There’s less to say about the musicianship on ‘Ultra Mono‘. That’s not to say it’s bad of course, because it’s not! For the most part, the music accompanies the lyrics rather than the other way around. Singer Joe Talbot insisted in a 2017 interview that IDLES aren’t a post punk bank, and while I don’t know if the band see themselves as more of a post-punk band now three years on, their sound certainly seems that way. In the very same interview, Talbot identifies some key influences in the heavier side of modern post punk; bands like Ice Age, Protomartyr, and METZ. But this album brings out some of post-punk’s lighter influences as well. The last song, ‘Danke’, starts with a pointed, janky riff that sounds like early Franz Ferdinand, and the main riff to the aforementioned ‘Model Village’ has an urgent start-stop kind of rhythm that wouldn’t be out of place in Arctic Monkeys’ early (i.e. better) work.
Overall though, I’d be more inclined to compare it to Parquet Courts in the general ethos that they aim for. Not that the band sounds like Parquet Courts per se, but that like that other band, IDLES go for simple riffs that allow the lyrics to take centre stage.
‘Ultra Mono‘ does see the band mixing up their sound somewhat. The opening riff in ‘Grounds’ isn’t electronic, but it might as well be, what with it’s higher-pitched, bleeping tone that repeats through much of the track. More than that though, the second half of the song’s verses has some saxophone in it. Strangely enough, sounding like early Swans. (But that might just be me.) ‘Reigns’ has a seriously driving rhythm section that sounds practically like a krautrock track, but the leads are sinister and brooding and make for a solid combination. Meanwhile, ‘A Hymn’ is the closest thing the band could do to a post-rock type of song, which is fitting, since it’s about the day-to-day, which wouldn’t fit the powerful instrumentation they usually go for. It also includes more intimate, melodic singing from Joe Talbot, rather than the aggressive,, fist-raised shouting he usually adopts.

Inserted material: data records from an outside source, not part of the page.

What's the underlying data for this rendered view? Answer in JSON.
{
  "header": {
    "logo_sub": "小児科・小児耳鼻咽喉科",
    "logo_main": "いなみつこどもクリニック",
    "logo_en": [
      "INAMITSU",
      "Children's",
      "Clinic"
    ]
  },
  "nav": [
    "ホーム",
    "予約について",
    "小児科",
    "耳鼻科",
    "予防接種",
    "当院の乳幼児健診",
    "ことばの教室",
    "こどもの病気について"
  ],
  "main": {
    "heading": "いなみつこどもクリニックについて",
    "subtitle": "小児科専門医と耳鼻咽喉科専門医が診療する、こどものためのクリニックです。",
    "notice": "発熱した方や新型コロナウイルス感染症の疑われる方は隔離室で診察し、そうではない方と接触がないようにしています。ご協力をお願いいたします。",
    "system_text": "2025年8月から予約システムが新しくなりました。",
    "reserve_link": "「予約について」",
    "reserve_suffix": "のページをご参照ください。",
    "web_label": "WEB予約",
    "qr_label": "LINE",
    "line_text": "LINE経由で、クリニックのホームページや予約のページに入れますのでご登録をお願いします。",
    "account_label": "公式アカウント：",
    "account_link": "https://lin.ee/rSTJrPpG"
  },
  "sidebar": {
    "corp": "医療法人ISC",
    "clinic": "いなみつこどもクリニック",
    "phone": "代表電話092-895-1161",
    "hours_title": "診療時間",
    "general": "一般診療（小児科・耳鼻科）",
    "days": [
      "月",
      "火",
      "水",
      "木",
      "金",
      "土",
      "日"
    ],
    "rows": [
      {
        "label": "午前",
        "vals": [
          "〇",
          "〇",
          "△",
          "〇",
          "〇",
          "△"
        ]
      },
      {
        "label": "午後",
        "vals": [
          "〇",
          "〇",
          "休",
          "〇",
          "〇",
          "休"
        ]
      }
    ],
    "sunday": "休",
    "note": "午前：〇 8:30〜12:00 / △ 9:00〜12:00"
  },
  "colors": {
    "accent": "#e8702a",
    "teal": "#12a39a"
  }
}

‘Ultra Mono’ sees IDLES refining their philosophy of aggressive self-affirmation, while continuing their scattershot approach to a wide variety of lyrical themes – political climates, pro-feminism, class struggles (‘Reigns’), mental health, toxic masculinity, and fame. While it has one or two songs that don’t completely blow me away as much as the esteemed rest do (‘Anxiety,’ ‘Ne Touche Pas Moi’, intentionally incorrect French grammar for “don’t touch me”), I cannot deny the awesome punk rock staying power that exists across much of this record. Both musical and lyrical.
Kill Them With Kindness
Ne Touche Pas Moi (feat. Jehnny Beth of Savages)
‘Ultra Mono’ is out now: